Start of Records shown
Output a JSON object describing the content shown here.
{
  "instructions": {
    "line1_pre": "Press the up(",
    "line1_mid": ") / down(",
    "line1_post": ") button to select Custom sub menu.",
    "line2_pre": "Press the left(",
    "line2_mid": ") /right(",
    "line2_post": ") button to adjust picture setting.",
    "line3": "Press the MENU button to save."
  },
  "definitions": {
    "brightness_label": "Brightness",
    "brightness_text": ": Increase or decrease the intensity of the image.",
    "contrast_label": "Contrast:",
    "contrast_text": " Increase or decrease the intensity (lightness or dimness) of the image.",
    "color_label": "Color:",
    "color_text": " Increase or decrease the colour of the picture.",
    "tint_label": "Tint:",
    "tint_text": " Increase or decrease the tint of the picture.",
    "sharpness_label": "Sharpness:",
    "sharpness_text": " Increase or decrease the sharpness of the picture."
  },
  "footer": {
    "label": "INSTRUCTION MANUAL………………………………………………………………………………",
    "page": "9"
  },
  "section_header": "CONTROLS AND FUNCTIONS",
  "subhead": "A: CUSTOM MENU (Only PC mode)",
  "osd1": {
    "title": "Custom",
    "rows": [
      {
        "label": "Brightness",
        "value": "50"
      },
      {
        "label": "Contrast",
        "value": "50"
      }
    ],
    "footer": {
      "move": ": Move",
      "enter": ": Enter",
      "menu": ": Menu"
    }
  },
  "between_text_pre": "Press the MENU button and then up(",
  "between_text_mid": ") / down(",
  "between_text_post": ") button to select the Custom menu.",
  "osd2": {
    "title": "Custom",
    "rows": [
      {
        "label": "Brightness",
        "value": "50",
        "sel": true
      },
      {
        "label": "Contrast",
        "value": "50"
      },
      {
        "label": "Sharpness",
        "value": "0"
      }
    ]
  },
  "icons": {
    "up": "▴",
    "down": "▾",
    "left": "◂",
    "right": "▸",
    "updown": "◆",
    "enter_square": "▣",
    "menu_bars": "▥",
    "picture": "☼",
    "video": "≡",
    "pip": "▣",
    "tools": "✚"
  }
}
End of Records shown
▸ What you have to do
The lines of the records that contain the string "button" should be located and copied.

▸ Expected output
    "line1_post": ") button to select Custom sub menu.",
    "line2_post": ") button to adjust picture setting.",
    "line3": "Press the MENU button to save."
  "between_text_pre": "Press the MENU button and then up(",
  "between_text_post": ") button to select the Custom menu.",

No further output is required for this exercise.